→ **What is expected**: If a record below holds a picture, drop the picture and copy everything else exactly.
Given records START
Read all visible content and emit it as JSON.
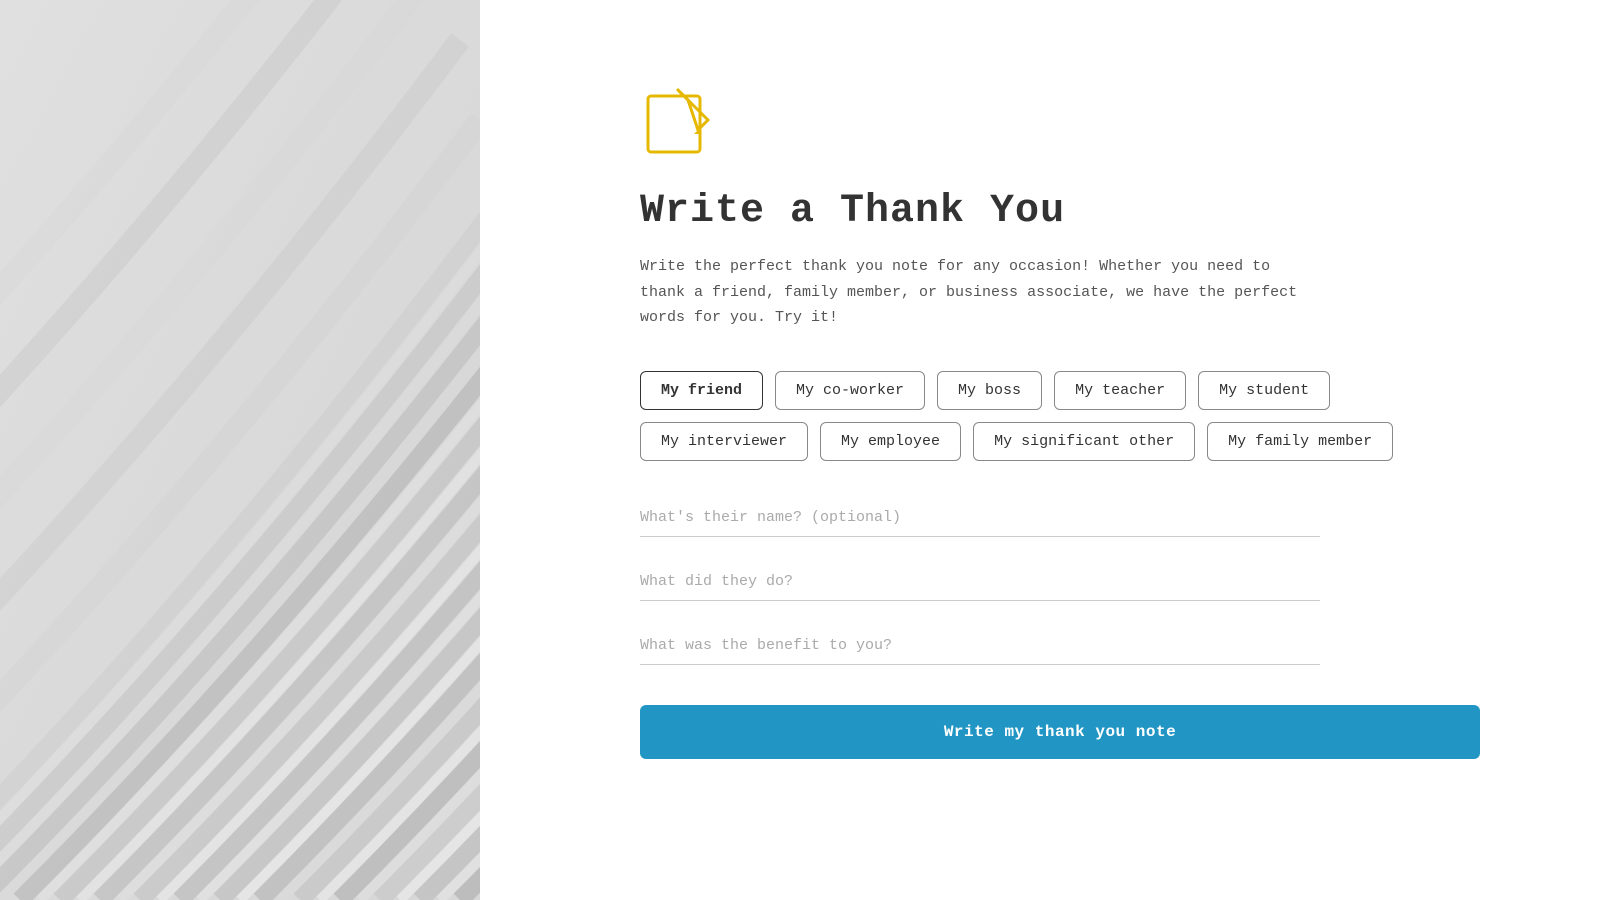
{
  "leftPanel": {
    "ariaLabel": "Decorative wave pattern"
  },
  "header": {
    "iconAlt": "Write note icon",
    "title": "Write a Thank You",
    "description": "Write the perfect thank you note for any occasion! Whether you need to thank a friend, family member, or business associate, we have the perfect words for you. Try it!"
  },
  "tags": {
    "row1": [
      {
        "id": "friend",
        "label": "My friend",
        "selected": true
      },
      {
        "id": "coworker",
        "label": "My co-worker",
        "selected": false
      },
      {
        "id": "boss",
        "label": "My boss",
        "selected": false
      },
      {
        "id": "teacher",
        "label": "My teacher",
        "selected": false
      },
      {
        "id": "student",
        "label": "My student",
        "selected": false
      }
    ],
    "row2": [
      {
        "id": "interviewer",
        "label": "My interviewer",
        "selected": false
      },
      {
        "id": "employee",
        "label": "My employee",
        "selected": false
      },
      {
        "id": "significant-other",
        "label": "My significant other",
        "selected": false
      },
      {
        "id": "family-member",
        "label": "My family member",
        "selected": false
      }
    ]
  },
  "form": {
    "nameField": {
      "placeholder": "What's their name? (optional)"
    },
    "actionField": {
      "placeholder": "What did they do?"
    },
    "benefitField": {
      "placeholder": "What was the benefit to you?"
    },
    "submitButton": "Write my thank you note"
  }
}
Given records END
→ **Written response**:
Read all visible content and emit it as JSON.
{
  "leftPanel": {
    "ariaLabel": "Decorative wave pattern"
  },
  "header": {
    "iconAlt": "Write note icon",
    "title": "Write a Thank You",
    "description": "Write the perfect thank you note for any occasion! Whether you need to thank a friend, family member, or business associate, we have the perfect words for you. Try it!"
  },
  "tags": {
    "row1": [
      {
        "id": "friend",
        "label": "My friend",
        "selected": true
      },
      {
        "id": "coworker",
        "label": "My co-worker",
        "selected": false
      },
      {
        "id": "boss",
        "label": "My boss",
        "selected": false
      },
      {
        "id": "teacher",
        "label": "My teacher",
        "selected": false
      },
      {
        "id": "student",
        "label": "My student",
        "selected": false
      }
    ],
    "row2": [
      {
        "id": "interviewer",
        "label": "My interviewer",
        "selected": false
      },
      {
        "id": "employee",
        "label": "My employee",
        "selected": false
      },
      {
        "id": "significant-other",
        "label": "My significant other",
        "selected": false
      },
      {
        "id": "family-member",
        "label": "My family member",
        "selected": false
      }
    ]
  },
  "form": {
    "nameField": {
      "placeholder": "What's their name? (optional)"
    },
    "actionField": {
      "placeholder": "What did they do?"
    },
    "benefitField": {
      "placeholder": "What was the benefit to you?"
    },
    "submitButton": "Write my thank you note"
  }
}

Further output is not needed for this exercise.